Mission Impact

Electrospun nanofibers have the potential to enhance analyte detection relevant to nuclear forensics, safeguarding, and environmental remediation applications. Inclusion of analyte-specific ligands will allow for the manufacturing of materials for specific sensing goals, a capability severely needed in the non-proliferation mission space. This project resulted in a new swipe testing capability at Lawrence Livermore National Laboratory (LLNL), allowing for a new direction for future research in targeted swipe materials. The developed swipe technology, while focused on uranium-containing compounds, was shown to be a more efficient dry swipe in general for powders with differing morphologies without the addition of any adsorbent ligands. These results highlight a weakness in current swiping materials, and further research is recommended to develop robust swipe materials. While preliminary, this newly developed uranium indicating swipe material will provide an additional capability for health and safety technicians and first responders in determining locations of uranium contamination in the case of an accident or radiological threat. This project has also demonstrated the use of electrospun nanofibers as a platform technology for future sensing applications (e.g., high explosives, plutonium, chemical and biological warfare agents, etc.) relevant to national security.
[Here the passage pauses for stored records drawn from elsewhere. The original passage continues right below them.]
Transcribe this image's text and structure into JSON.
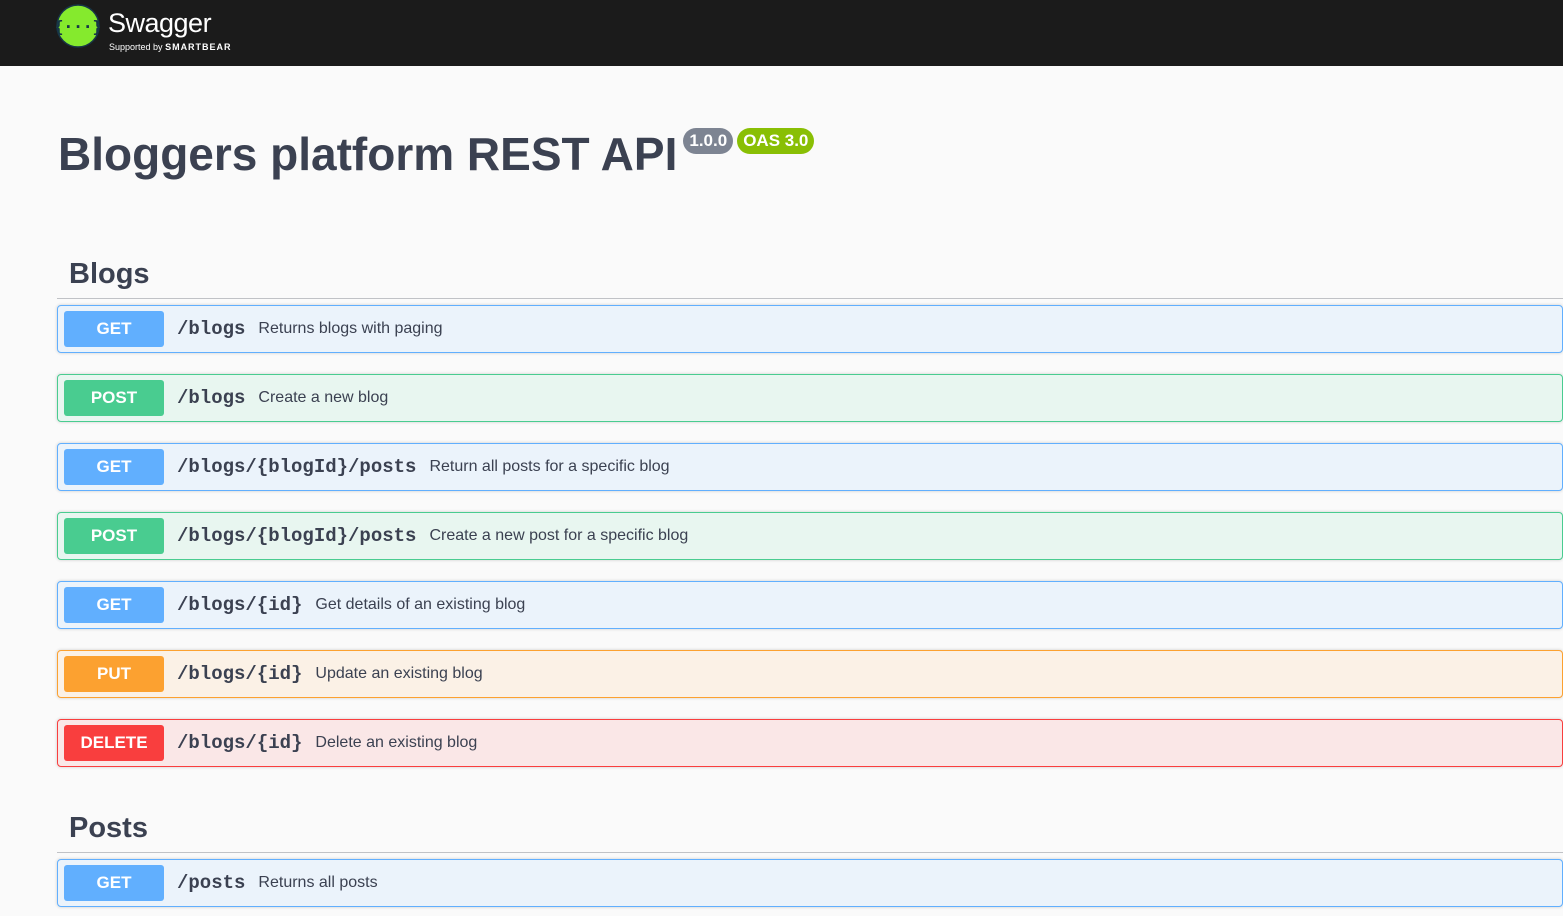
{
  "header": {
    "logo_word": "Swagger",
    "logo_tm": ".",
    "logo_sub_prefix": "Supported by",
    "logo_sub_brand": "SMARTBEAR"
  },
  "info": {
    "title": "Bloggers platform REST API",
    "version": "1.0.0",
    "oas": "OAS 3.0"
  },
  "colors": {
    "get": "#61affe",
    "post": "#49cc90",
    "put": "#fca130",
    "delete": "#f93e3e",
    "topbar": "#1b1b1b",
    "logo_green": "#85ea2d"
  },
  "tags": [
    {
      "name": "Blogs",
      "operations": [
        {
          "method": "GET",
          "path": "/blogs",
          "summary": "Returns blogs with paging"
        },
        {
          "method": "POST",
          "path": "/blogs",
          "summary": "Create a new blog"
        },
        {
          "method": "GET",
          "path": "/blogs/{blogId}/posts",
          "summary": "Return all posts for a specific blog"
        },
        {
          "method": "POST",
          "path": "/blogs/{blogId}/posts",
          "summary": "Create a new post for a specific blog"
        },
        {
          "method": "GET",
          "path": "/blogs/{id}",
          "summary": "Get details of an existing blog"
        },
        {
          "method": "PUT",
          "path": "/blogs/{id}",
          "summary": "Update an existing blog"
        },
        {
          "method": "DELETE",
          "path": "/blogs/{id}",
          "summary": "Delete an existing blog"
        }
      ]
    },
    {
      "name": "Posts",
      "operations": [
        {
          "method": "GET",
          "path": "/posts",
          "summary": "Returns all posts"
        }
      ]
    }
  ]
}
Publications, Presentations, and Patents

Ortega, Gabriela, Jalyn-Rose Clark, and Michael Ross, "Development of Target Specific Electrospun Nanofibers for Uranium Detection" (Poster Presentation, ES&H Summer Student Poster Symposium, 2023). LLNL-POST-852511. 

Gabriela Ortega, "ES&H, LLNL, NNSA MSIIP Poster" (Poster Presentation, Livermore, CA, 2023). LLNL-POST-853402.

Anastacia Dressel, "Rare Earth Element Capture Using Functionalized Electrospun Nanofibers" (Presentation, IgniteOff! National Competition Semifinals, 2023). LLNL-PRES-852871.

Jalyn-Rose Clark, Anastacia Dressel, Michael Ross, and Ziye Dong. "Manufacturing PVA/PEI Electrospun Nanofibers for Rare Earth Element Extraction" (Poster Presentation, ES&H Summer Student Poster Symposium, Livermore, CA, 2023). LLNL-POST-852323.

Jalyn-Rose Clark, Anastacia Dressel, and Michael Ross,"Fabrication of Biofunctionalized PVA/PEI Nanofibers for Rare Earth Element Extraction" (Poster Presentation, NIF Summer Student Poster Symposium, Livermore, CA, 2023). LLNL-POST-851551. 

Anastasia Dressel and Jalyn-Rose Clark,"Electrospun PVA/PEI Nanofibers for Rare Earth Element Extraction" (Presentation, CHRES Technical Forum at the Department of Energy National Energy Technologies Laboratory, Morgantown, WV, August 2023). LLNL-PRES-851971.